Carlos Beltran's abbreviated season is over after an MRI showed he has mild inflammation in his surgically repaired right knee.
Beltran left the New York Mets' game against Milwaukee on Tuesday night and had the test Wednesday. Wearing a Mets uniform in between games of a doubleheader Wednesday, the All-Star center fielder explained that the news was actually good.
The doctor at the Hospital for Special Surgery "said the bone bruise, everything, looks better than in past MRIs, Beltran said. "I'm happy for that part. The part that I'm not happy about is just that I wanted to finish the season playing but by the recommendation of the doctor is they don't want me to play."
Beltran was told the swelling could go down in three to four days, and he's not planning on altering his offseason program to strengthen the knee that kept him out for all but 64 games this year.
"I think the good news is there's nothing new," Mets manager Jerry Manuel said. "We were very fortunate to have him play the amount of games that he played us
The tests were sent to Dr. Richard Steadman, who performed the surgery in Colorado — an operation that was a point of dispute between the team and Beltran over the timing of the procedure and the club's evaluation of his knee — but Beltran has not yet heard Steadman's analysis.
Beltran had the operation on Jan. 13 and returned after the All-Star break. The career .282 hitter was batting .255 with seven homers and 27 RBIs in 220 at-bats. But he had five of his homers and 13 RBIs in September, including two homers Sunday, his previous game.
"It was tough trying to get the swing back, and finally I was starting to feel better at the plate but unfortunately this thing happened," Beltran said. "But at same time I feel like I'm making improvement."
After playing only 81 games in 2009 because of because of a painful bone bruise in knee and this season, the Mets have to determine if Beltran can be a productive player in the final season of his $119 million, seven-year contract he signed with the Mets before 2005.
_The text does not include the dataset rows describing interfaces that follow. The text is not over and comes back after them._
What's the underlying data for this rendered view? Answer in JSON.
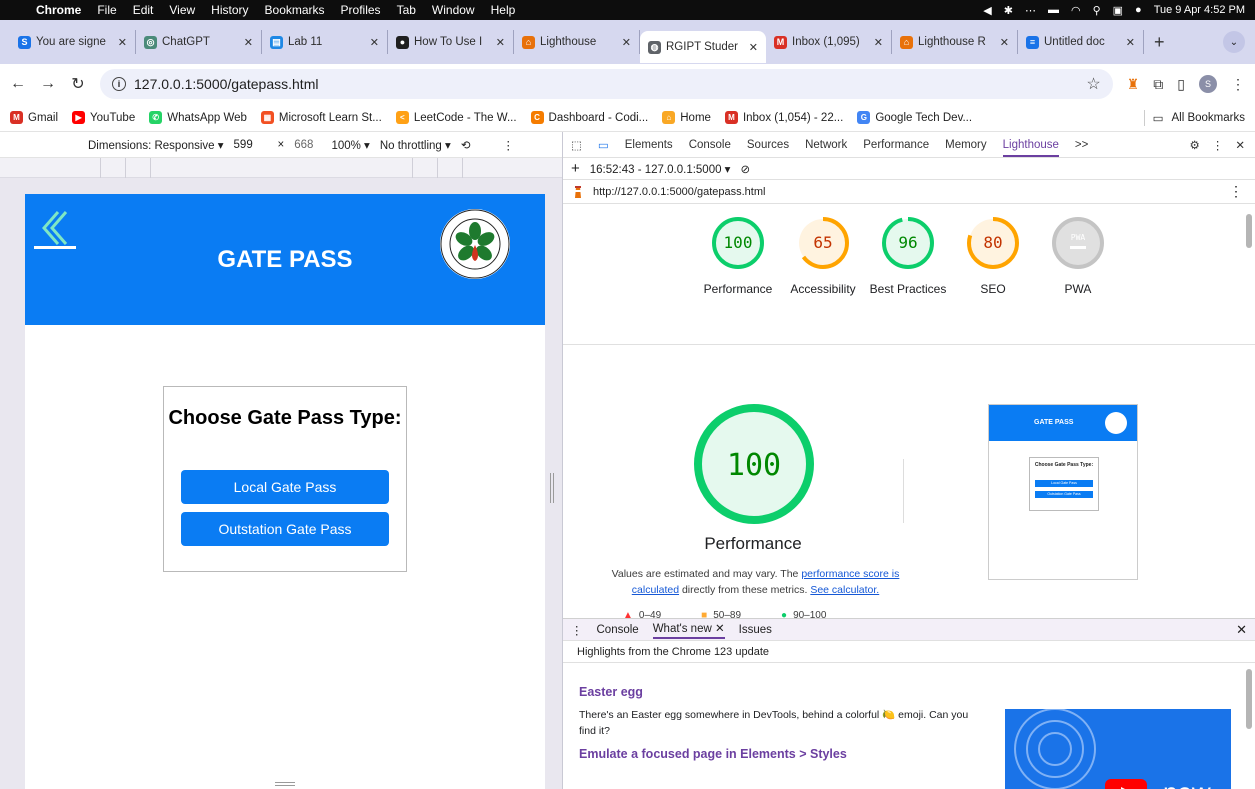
{
  "menubar": {
    "app": "Chrome",
    "items": [
      "File",
      "Edit",
      "View",
      "History",
      "Bookmarks",
      "Profiles",
      "Tab",
      "Window",
      "Help"
    ],
    "clock": "Tue 9 Apr  4:52 PM"
  },
  "tabs": [
    {
      "title": "You are signe",
      "icon": "s-icon",
      "color": "#1a73e8",
      "glyph": "S"
    },
    {
      "title": "ChatGPT",
      "icon": "chatgpt-icon",
      "color": "#4b8b7a",
      "glyph": "◎"
    },
    {
      "title": "Lab 11",
      "icon": "classroom-icon",
      "color": "#1e88e5",
      "glyph": "▤"
    },
    {
      "title": "How To Use I",
      "icon": "circle-icon",
      "color": "#1f1f1f",
      "glyph": "●"
    },
    {
      "title": "Lighthouse",
      "icon": "lighthouse-icon",
      "color": "#e8710a",
      "glyph": "⌂"
    },
    {
      "title": "RGIPT Studer",
      "icon": "globe-icon",
      "color": "#5f6368",
      "glyph": "◍",
      "active": true
    },
    {
      "title": "Inbox (1,095)",
      "icon": "gmail-icon",
      "color": "#d93025",
      "glyph": "M"
    },
    {
      "title": "Lighthouse R",
      "icon": "lighthouse-icon",
      "color": "#e8710a",
      "glyph": "⌂"
    },
    {
      "title": "Untitled doc",
      "icon": "docs-icon",
      "color": "#1a73e8",
      "glyph": "≡"
    }
  ],
  "address": {
    "url": "127.0.0.1:5000/gatepass.html"
  },
  "bookmarks": [
    {
      "label": "Gmail",
      "color": "#d93025",
      "glyph": "M"
    },
    {
      "label": "YouTube",
      "color": "#ff0000",
      "glyph": "▶"
    },
    {
      "label": "WhatsApp Web",
      "color": "#25d366",
      "glyph": "✆"
    },
    {
      "label": "Microsoft Learn St...",
      "color": "#f25022",
      "glyph": "▦"
    },
    {
      "label": "LeetCode - The W...",
      "color": "#ffa116",
      "glyph": "<"
    },
    {
      "label": "Dashboard - Codi...",
      "color": "#f57c00",
      "glyph": "C"
    },
    {
      "label": "Home",
      "color": "#f9a825",
      "glyph": "⌂"
    },
    {
      "label": "Inbox (1,054) - 22...",
      "color": "#d93025",
      "glyph": "M"
    },
    {
      "label": "Google Tech Dev...",
      "color": "#4285f4",
      "glyph": "G"
    }
  ],
  "all_bookmarks": "All Bookmarks",
  "device_toolbar": {
    "dimensions": "Dimensions: Responsive ▾",
    "width": "599",
    "height": "668",
    "zoom": "100% ▾",
    "throttle": "No throttling ▾"
  },
  "gatepass": {
    "title": "GATE PASS",
    "heading": "Choose Gate Pass Type:",
    "local_btn": "Local Gate Pass",
    "outstation_btn": "Outstation Gate Pass",
    "header_color": "#0a7cf3"
  },
  "devtools": {
    "tabs": [
      "Elements",
      "Console",
      "Sources",
      "Network",
      "Performance",
      "Memory",
      "Lighthouse"
    ],
    "active_tab": "Lighthouse",
    "more": ">>",
    "report_select": "16:52:43 - 127.0.0.1:5000 ▾",
    "report_url": "http://127.0.0.1:5000/gatepass.html"
  },
  "lighthouse": {
    "scores": [
      {
        "label": "Performance",
        "value": "100",
        "score": 100,
        "status": "pass"
      },
      {
        "label": "Accessibility",
        "value": "65",
        "score": 65,
        "status": "average"
      },
      {
        "label": "Best Practices",
        "value": "96",
        "score": 96,
        "status": "pass"
      },
      {
        "label": "SEO",
        "value": "80",
        "score": 80,
        "status": "average"
      },
      {
        "label": "PWA",
        "value": "PWA",
        "score": null,
        "status": "na"
      }
    ],
    "big_score": "100",
    "big_title": "Performance",
    "note_prefix": "Values are estimated and may vary. The ",
    "note_link1": "performance score is calculated",
    "note_mid": " directly from these metrics. ",
    "note_link2": "See calculator.",
    "legend": [
      {
        "label": "0–49",
        "color": "#ff3333",
        "shape": "triangle"
      },
      {
        "label": "50–89",
        "color": "#ffaa33",
        "shape": "square"
      },
      {
        "label": "90–100",
        "color": "#0cce6b",
        "shape": "circle"
      }
    ],
    "thumb_title": "GATE PASS",
    "thumb_heading": "Choose Gate Pass Type:",
    "thumb_btn1": "Local Gate Pass",
    "thumb_btn2": "Outstation Gate Pass",
    "colors": {
      "pass": "#0cce6b",
      "average": "#ffa400",
      "na": "#c4c4c4"
    }
  },
  "drawer": {
    "tabs": [
      "Console",
      "What's new",
      "Issues"
    ],
    "active": "What's new",
    "highlights": "Highlights from the Chrome 123 update",
    "h1": "Easter egg",
    "p1": "There's an Easter egg somewhere in DevTools, behind a colorful 🍋 emoji. Can you find it?",
    "h2": "Emulate a focused page in Elements > Styles",
    "video_label": "new"
  }
}
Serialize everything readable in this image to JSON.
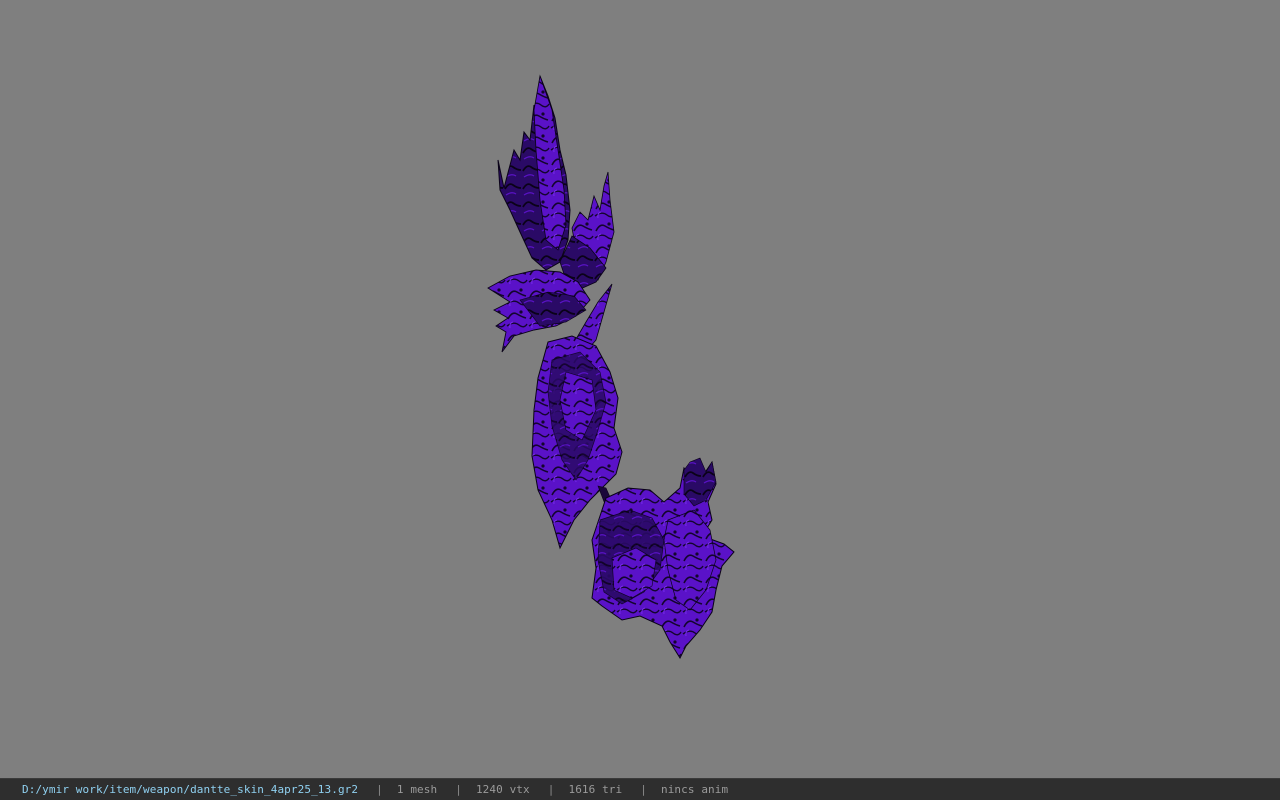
{
  "viewport": {
    "background_color": "#7f7f7f",
    "model": {
      "description_icon": "weapon-mesh",
      "primary_color": "#5a12c8",
      "shadow_color": "#120428",
      "highlight_color": "#7a2cf0"
    }
  },
  "statusbar": {
    "file_path": "D:/ymir work/item/weapon/dantte_skin_4apr25_13.gr2",
    "separator": "|",
    "mesh_count": "1 mesh",
    "vertex_count": "1240 vtx",
    "triangle_count": "1616 tri",
    "anim_status": "nincs anim",
    "path_color": "#8fd0f0",
    "text_color": "#9a9a9a"
  }
}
Any setbacks could make him even more difficult to trade in the offseason should the Mets explore that route.